- _ACTIVITY_: An exact reprint of every record below is required, with the pictures left out.

[App and web page records]
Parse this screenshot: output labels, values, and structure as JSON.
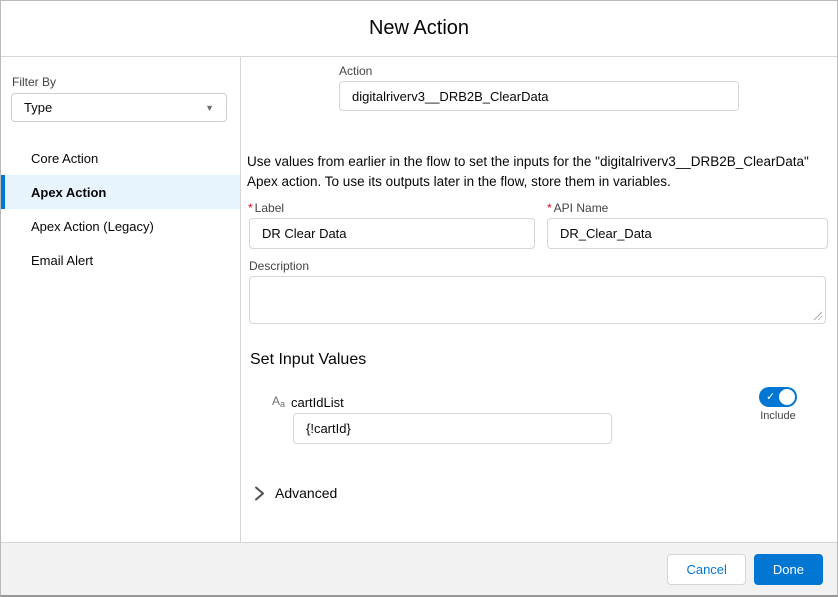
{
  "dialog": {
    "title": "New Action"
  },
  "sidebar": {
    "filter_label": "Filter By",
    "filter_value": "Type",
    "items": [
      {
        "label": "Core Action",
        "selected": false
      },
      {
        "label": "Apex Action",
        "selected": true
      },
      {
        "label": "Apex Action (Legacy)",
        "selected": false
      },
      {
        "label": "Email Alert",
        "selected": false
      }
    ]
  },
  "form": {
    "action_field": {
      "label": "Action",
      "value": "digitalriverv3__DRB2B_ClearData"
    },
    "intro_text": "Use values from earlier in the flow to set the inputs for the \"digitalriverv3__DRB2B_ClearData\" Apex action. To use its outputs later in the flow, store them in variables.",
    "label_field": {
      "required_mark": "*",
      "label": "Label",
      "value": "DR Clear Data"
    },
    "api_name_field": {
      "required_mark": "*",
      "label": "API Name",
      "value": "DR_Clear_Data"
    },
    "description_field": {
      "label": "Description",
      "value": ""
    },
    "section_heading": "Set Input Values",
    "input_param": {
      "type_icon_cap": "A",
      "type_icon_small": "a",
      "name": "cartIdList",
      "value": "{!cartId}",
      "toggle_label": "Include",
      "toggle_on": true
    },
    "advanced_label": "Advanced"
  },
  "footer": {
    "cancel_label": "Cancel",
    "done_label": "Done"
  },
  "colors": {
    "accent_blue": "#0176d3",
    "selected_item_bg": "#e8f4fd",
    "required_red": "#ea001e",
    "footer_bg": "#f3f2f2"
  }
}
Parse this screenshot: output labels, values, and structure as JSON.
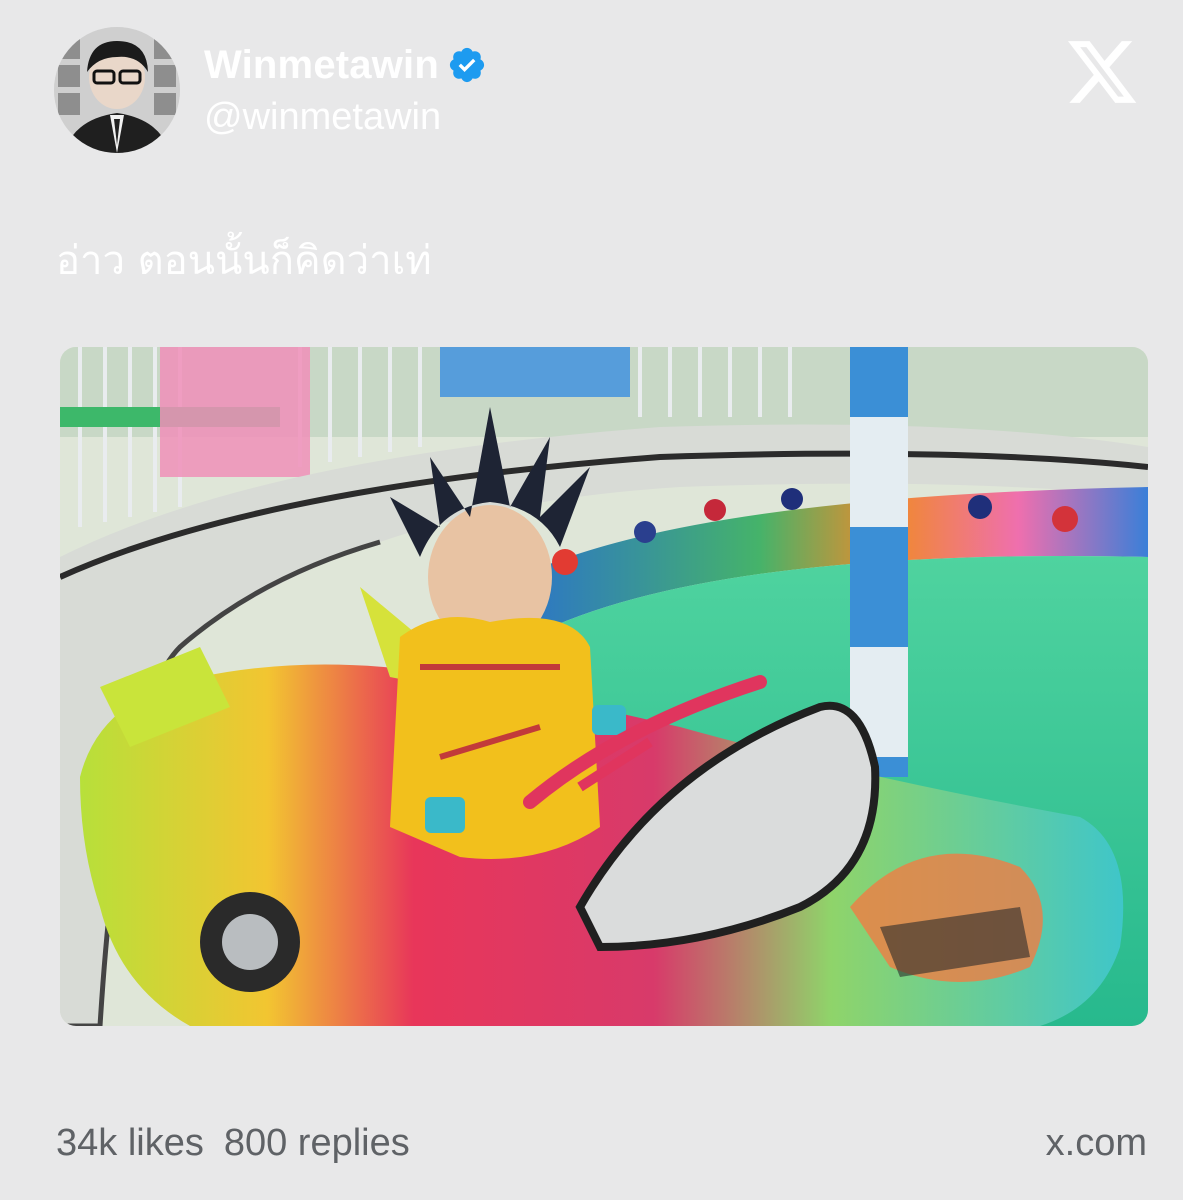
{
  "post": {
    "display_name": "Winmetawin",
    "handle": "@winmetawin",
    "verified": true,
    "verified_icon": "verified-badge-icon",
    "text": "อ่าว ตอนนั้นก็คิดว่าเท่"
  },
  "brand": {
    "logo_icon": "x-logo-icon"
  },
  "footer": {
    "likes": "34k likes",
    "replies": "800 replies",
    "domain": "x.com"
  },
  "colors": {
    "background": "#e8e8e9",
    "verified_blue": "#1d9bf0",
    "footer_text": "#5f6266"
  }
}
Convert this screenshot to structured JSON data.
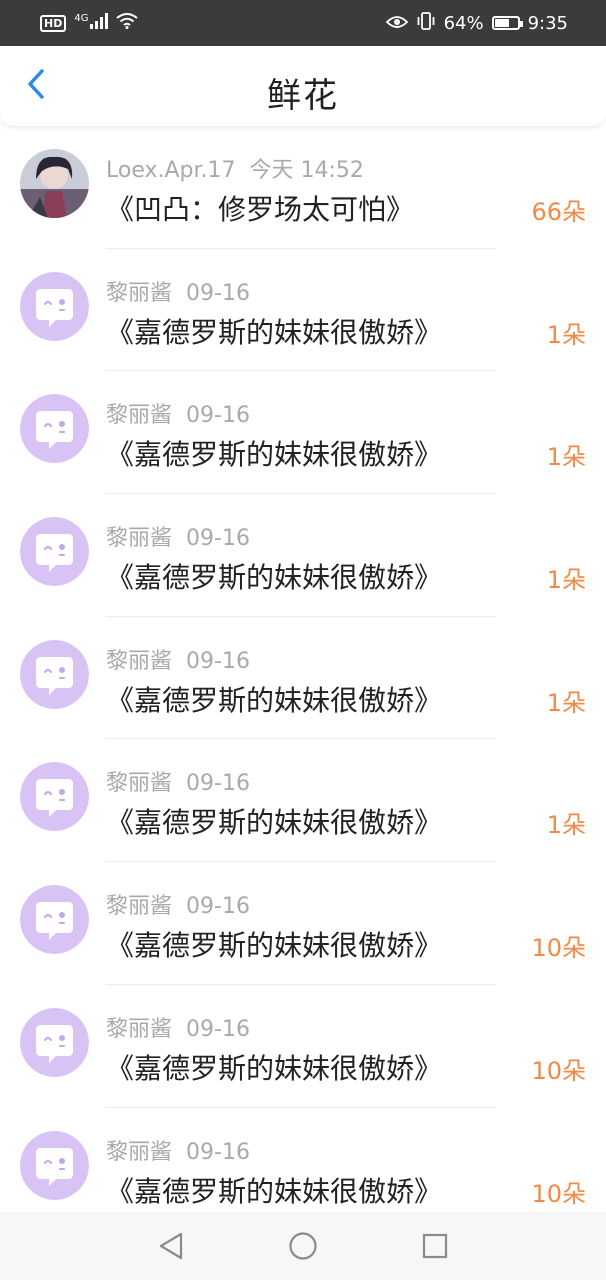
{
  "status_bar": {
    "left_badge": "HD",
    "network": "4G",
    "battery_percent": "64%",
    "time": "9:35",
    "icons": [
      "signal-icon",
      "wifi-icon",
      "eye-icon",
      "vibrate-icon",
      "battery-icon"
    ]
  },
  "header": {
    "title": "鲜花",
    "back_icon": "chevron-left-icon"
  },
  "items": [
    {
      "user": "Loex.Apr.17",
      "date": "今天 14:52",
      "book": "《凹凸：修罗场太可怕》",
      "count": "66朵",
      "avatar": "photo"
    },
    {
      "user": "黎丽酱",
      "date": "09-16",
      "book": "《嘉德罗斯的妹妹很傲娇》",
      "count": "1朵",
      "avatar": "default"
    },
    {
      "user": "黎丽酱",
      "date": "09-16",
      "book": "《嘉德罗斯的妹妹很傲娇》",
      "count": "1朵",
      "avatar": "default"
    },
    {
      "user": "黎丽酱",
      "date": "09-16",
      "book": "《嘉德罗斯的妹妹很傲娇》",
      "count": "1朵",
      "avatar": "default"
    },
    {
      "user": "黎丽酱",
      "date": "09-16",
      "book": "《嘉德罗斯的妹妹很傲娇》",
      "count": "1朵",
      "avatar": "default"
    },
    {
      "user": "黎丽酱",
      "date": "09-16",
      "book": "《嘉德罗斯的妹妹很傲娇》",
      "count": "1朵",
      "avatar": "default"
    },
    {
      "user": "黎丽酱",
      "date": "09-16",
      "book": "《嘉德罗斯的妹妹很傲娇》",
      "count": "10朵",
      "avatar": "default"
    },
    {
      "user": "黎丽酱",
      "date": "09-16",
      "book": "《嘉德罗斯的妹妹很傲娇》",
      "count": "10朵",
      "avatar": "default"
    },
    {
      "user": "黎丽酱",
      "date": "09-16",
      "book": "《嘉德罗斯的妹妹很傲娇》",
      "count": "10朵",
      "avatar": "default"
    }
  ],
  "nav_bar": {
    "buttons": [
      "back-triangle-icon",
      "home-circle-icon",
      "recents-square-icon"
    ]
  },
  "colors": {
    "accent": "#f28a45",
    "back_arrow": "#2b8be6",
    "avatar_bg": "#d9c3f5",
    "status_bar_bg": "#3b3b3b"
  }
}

- _TASK RESULT_:
Parse this screenshot: output labels, values, and structure as JSON.
{
  "dialog": {
    "title": "New Action"
  },
  "sidebar": {
    "filter_label": "Filter By",
    "filter_value": "Type",
    "items": [
      {
        "label": "Core Action",
        "selected": false
      },
      {
        "label": "Apex Action",
        "selected": true
      },
      {
        "label": "Apex Action (Legacy)",
        "selected": false
      },
      {
        "label": "Email Alert",
        "selected": false
      }
    ]
  },
  "form": {
    "action_field": {
      "label": "Action",
      "value": "digitalriverv3__DRB2B_ClearData"
    },
    "intro_text": "Use values from earlier in the flow to set the inputs for the \"digitalriverv3__DRB2B_ClearData\" Apex action. To use its outputs later in the flow, store them in variables.",
    "label_field": {
      "required_mark": "*",
      "label": "Label",
      "value": "DR Clear Data"
    },
    "api_name_field": {
      "required_mark": "*",
      "label": "API Name",
      "value": "DR_Clear_Data"
    },
    "description_field": {
      "label": "Description",
      "value": ""
    },
    "section_heading": "Set Input Values",
    "input_param": {
      "type_icon_cap": "A",
      "type_icon_small": "a",
      "name": "cartIdList",
      "value": "{!cartId}",
      "toggle_label": "Include",
      "toggle_on": true
    },
    "advanced_label": "Advanced"
  },
  "footer": {
    "cancel_label": "Cancel",
    "done_label": "Done"
  },
  "colors": {
    "accent_blue": "#0176d3",
    "selected_item_bg": "#e8f4fd",
    "required_red": "#ea001e",
    "footer_bg": "#f3f2f2"
  }
}
Parse this screenshot: output labels, values, and structure as JSON.
{
  "post": {
    "display_name": "Winmetawin",
    "handle": "@winmetawin",
    "verified": true,
    "verified_icon": "verified-badge-icon",
    "text": "อ่าว ตอนนั้นก็คิดว่าเท่"
  },
  "brand": {
    "logo_icon": "x-logo-icon"
  },
  "footer": {
    "likes": "34k likes",
    "replies": "800 replies",
    "domain": "x.com"
  },
  "colors": {
    "background": "#e8e8e9",
    "verified_blue": "#1d9bf0",
    "footer_text": "#5f6266"
  }
}
Convert this screenshot to structured JSON data.
{
  "status_bar": {
    "left_badge": "HD",
    "network": "4G",
    "battery_percent": "64%",
    "time": "9:35",
    "icons": [
      "signal-icon",
      "wifi-icon",
      "eye-icon",
      "vibrate-icon",
      "battery-icon"
    ]
  },
  "header": {
    "title": "鲜花",
    "back_icon": "chevron-left-icon"
  },
  "items": [
    {
      "user": "Loex.Apr.17",
      "date": "今天 14:52",
      "book": "《凹凸：修罗场太可怕》",
      "count": "66朵",
      "avatar": "photo"
    },
    {
      "user": "黎丽酱",
      "date": "09-16",
      "book": "《嘉德罗斯的妹妹很傲娇》",
      "count": "1朵",
      "avatar": "default"
    },
    {
      "user": "黎丽酱",
      "date": "09-16",
      "book": "《嘉德罗斯的妹妹很傲娇》",
      "count": "1朵",
      "avatar": "default"
    },
    {
      "user": "黎丽酱",
      "date": "09-16",
      "book": "《嘉德罗斯的妹妹很傲娇》",
      "count": "1朵",
      "avatar": "default"
    },
    {
      "user": "黎丽酱",
      "date": "09-16",
      "book": "《嘉德罗斯的妹妹很傲娇》",
      "count": "1朵",
      "avatar": "default"
    },
    {
      "user": "黎丽酱",
      "date": "09-16",
      "book": "《嘉德罗斯的妹妹很傲娇》",
      "count": "1朵",
      "avatar": "default"
    },
    {
      "user": "黎丽酱",
      "date": "09-16",
      "book": "《嘉德罗斯的妹妹很傲娇》",
      "count": "10朵",
      "avatar": "default"
    },
    {
      "user": "黎丽酱",
      "date": "09-16",
      "book": "《嘉德罗斯的妹妹很傲娇》",
      "count": "10朵",
      "avatar": "default"
    },
    {
      "user": "黎丽酱",
      "date": "09-16",
      "book": "《嘉德罗斯的妹妹很傲娇》",
      "count": "10朵",
      "avatar": "default"
    }
  ],
  "nav_bar": {
    "buttons": [
      "back-triangle-icon",
      "home-circle-icon",
      "recents-square-icon"
    ]
  },
  "colors": {
    "accent": "#f28a45",
    "back_arrow": "#2b8be6",
    "avatar_bg": "#d9c3f5",
    "status_bar_bg": "#3b3b3b"
  }
}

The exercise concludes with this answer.